What's the difference between notebooks, netbooks and ultra-mobile PCs?

The Lenovo W700ds has a 17-inch (43.2-centimeter) primary screen and a 10-inch (25.4-centimeter) secondary screen. See more laptop pictures.
© Lenovo

­In early 2008, the mobile computer landscape was dominated by laptop computers. There were a few alternatives to traditional laptops -- tablet PCs, advanced PDAs and even a few smartphones could perform many basic computing tasks. But the laptop computer set the standard for mobile computing -- some companies offered laptops that were nearly as powerful as their desktop counterparts.

A year later, the traditional laptop faces some competition in the mobile computing market. It can be confusing for consumers -- there's a host of new terms and categories to take into consideration when shopping for a mobile computer. There are laptops, notebooks, netbooks and ultra-mobile PCs. But what's the difference? Are the terms interchangeable? Are they well-defined?

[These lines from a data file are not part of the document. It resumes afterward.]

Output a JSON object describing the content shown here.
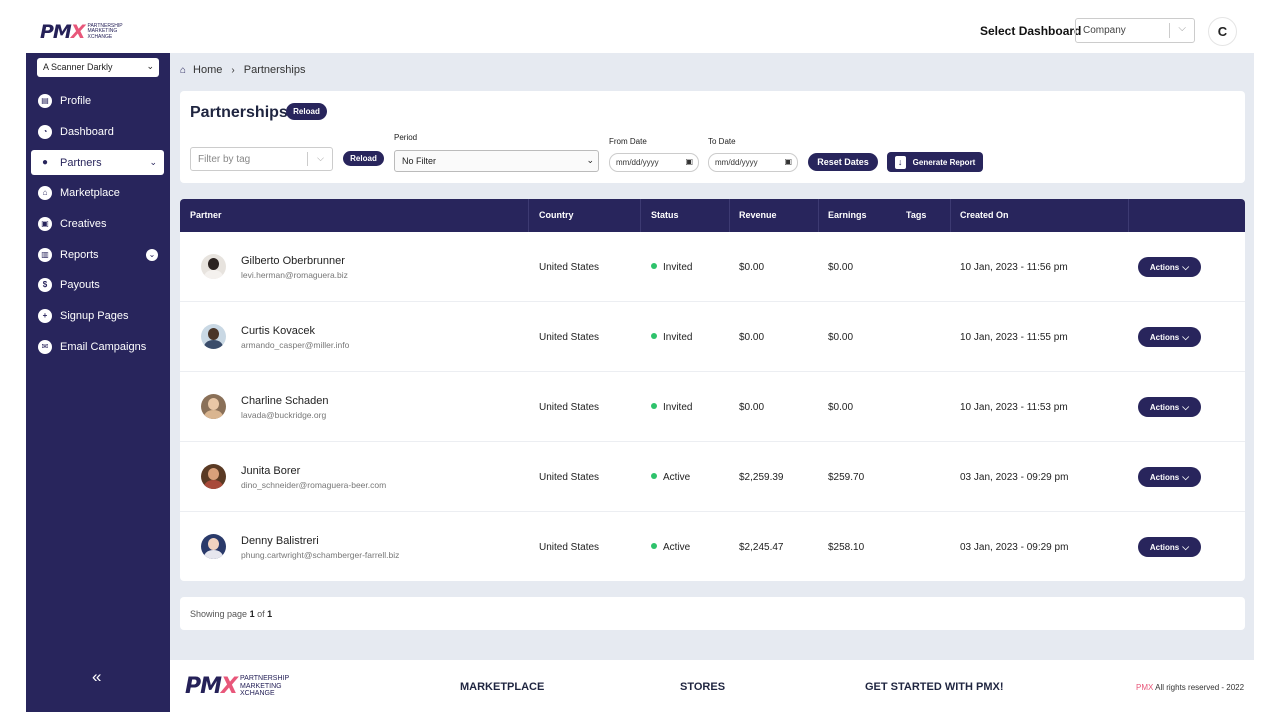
{
  "header": {
    "logo_text": "PMX",
    "logo_sub": [
      "PARTNERSHIP",
      "MARKETING",
      "XCHANGE"
    ],
    "select_dashboard_label": "Select Dashboard",
    "dashboard_value": "Company",
    "user_initial": "C"
  },
  "sidebar": {
    "account": "A Scanner Darkly",
    "items": [
      {
        "label": "Profile",
        "icon": "id-card-icon"
      },
      {
        "label": "Dashboard",
        "icon": "pie-chart-icon"
      },
      {
        "label": "Partners",
        "icon": "user-icon",
        "active": true
      },
      {
        "label": "Marketplace",
        "icon": "store-icon"
      },
      {
        "label": "Creatives",
        "icon": "image-icon"
      },
      {
        "label": "Reports",
        "icon": "file-icon"
      },
      {
        "label": "Payouts",
        "icon": "dollar-icon"
      },
      {
        "label": "Signup Pages",
        "icon": "user-plus-icon"
      },
      {
        "label": "Email Campaigns",
        "icon": "mail-icon"
      }
    ],
    "collapse_glyph": "«"
  },
  "breadcrumb": {
    "home": "Home",
    "current": "Partnerships"
  },
  "filters": {
    "title": "Partnerships",
    "reload_label": "Reload",
    "tag_placeholder": "Filter by tag",
    "period_label": "Period",
    "period_value": "No Filter",
    "from_label": "From Date",
    "to_label": "To Date",
    "date_placeholder": "mm/dd/yyyy",
    "reset_label": "Reset Dates",
    "generate_label": "Generate Report"
  },
  "table": {
    "columns": [
      "Partner",
      "Country",
      "Status",
      "Revenue",
      "Earnings",
      "Tags",
      "Created On"
    ],
    "action_label": "Actions",
    "rows": [
      {
        "name": "Gilberto Oberbrunner",
        "email": "levi.herman@romaguera.biz",
        "country": "United States",
        "status": "Invited",
        "revenue": "$0.00",
        "earnings": "$0.00",
        "tags": "",
        "created": "10 Jan, 2023 - 11:56 pm"
      },
      {
        "name": "Curtis Kovacek",
        "email": "armando_casper@miller.info",
        "country": "United States",
        "status": "Invited",
        "revenue": "$0.00",
        "earnings": "$0.00",
        "tags": "",
        "created": "10 Jan, 2023 - 11:55 pm"
      },
      {
        "name": "Charline Schaden",
        "email": "lavada@buckridge.org",
        "country": "United States",
        "status": "Invited",
        "revenue": "$0.00",
        "earnings": "$0.00",
        "tags": "",
        "created": "10 Jan, 2023 - 11:53 pm"
      },
      {
        "name": "Junita Borer",
        "email": "dino_schneider@romaguera-beer.com",
        "country": "United States",
        "status": "Active",
        "revenue": "$2,259.39",
        "earnings": "$259.70",
        "tags": "",
        "created": "03 Jan, 2023 - 09:29 pm"
      },
      {
        "name": "Denny Balistreri",
        "email": "phung.cartwright@schamberger-farrell.biz",
        "country": "United States",
        "status": "Active",
        "revenue": "$2,245.47",
        "earnings": "$258.10",
        "tags": "",
        "created": "03 Jan, 2023 - 09:29 pm"
      }
    ]
  },
  "pager": {
    "prefix": "Showing page",
    "page": "1",
    "of": "of",
    "total": "1"
  },
  "footer": {
    "links": [
      "MARKETPLACE",
      "STORES",
      "GET STARTED WITH PMX!"
    ],
    "brand": "PMX",
    "rights": "All rights reserved - 2022"
  }
}
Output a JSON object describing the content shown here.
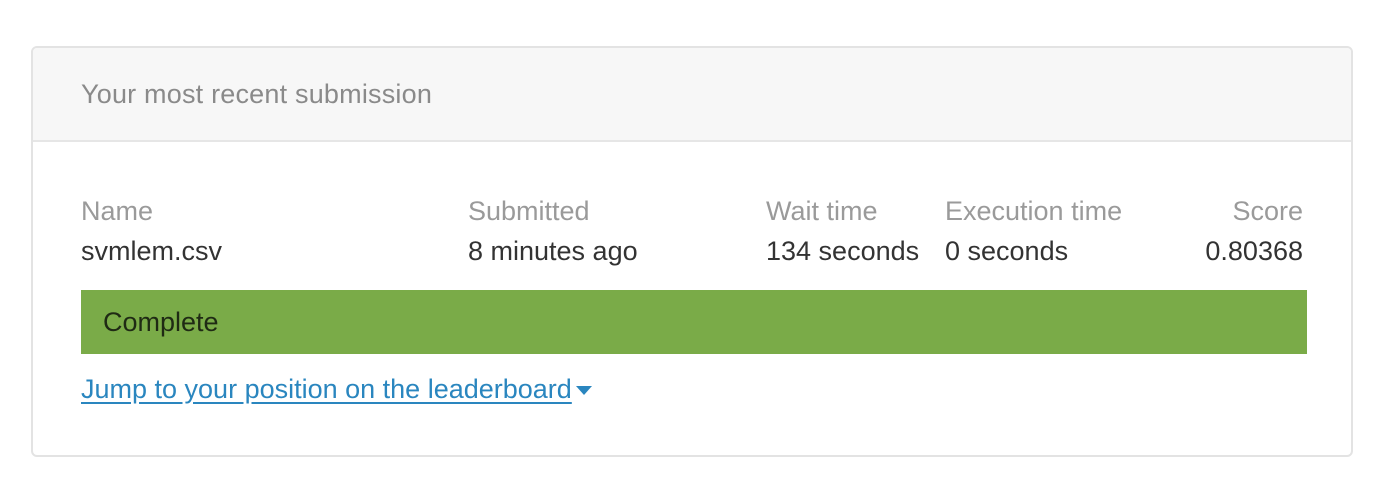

The answer to these questions depends upon whom you ask. One person may call a particular PC a netbook while another insists it's a notebook. It's like asking someone to describe an elevated geographic feature -- some may call it a hill and others insist it's a mountain. There's no universal definition upon which you can rely.

There are, however, some general guidelines we can use. Laptop computers, notebooks and netbooks use the same basic form factor -- the main differentiator is size. That form factor is a computer with two main parts: a screen and a ­keyboard attached by hinges. In general, netbook computers are smaller and lighter than notebook computers, which in turn are smaller and lighter than laptops. But there are no specific size or weight classes for computers. So, for example, if the computer has an 11-inch (27.9 centimeter) screen, is it a netbook or a notebook? That's where people disagree.

­Let's start with laptops and notebooks. Some people use the terms interchangeably because many of the laptops on the market are smaller and lighter than their predecessors. As laptop technology evolves, manufacturers are able to pack more power into a smaller package. The notebook format is becoming the norm.

But there are still some laptops that are too large to be considered notebooks. The Lenovo ThinkPad W700ds has a 17-inch (43.2-centimeter) main screen and a retractable 10-inch (25.4-centimeter) secondary screen. It weighs 11 pounds (about 5 kilograms) and is 2.1 inches (5.3 centimeters) thick. Gaming laptops can also be on the large side -- Toshiba's Qosmio X305 weighs 9 pounds and has a 17-inch (43.2-centimeter) screen. While these computers are portable, you probably don't want to lug them around all day long.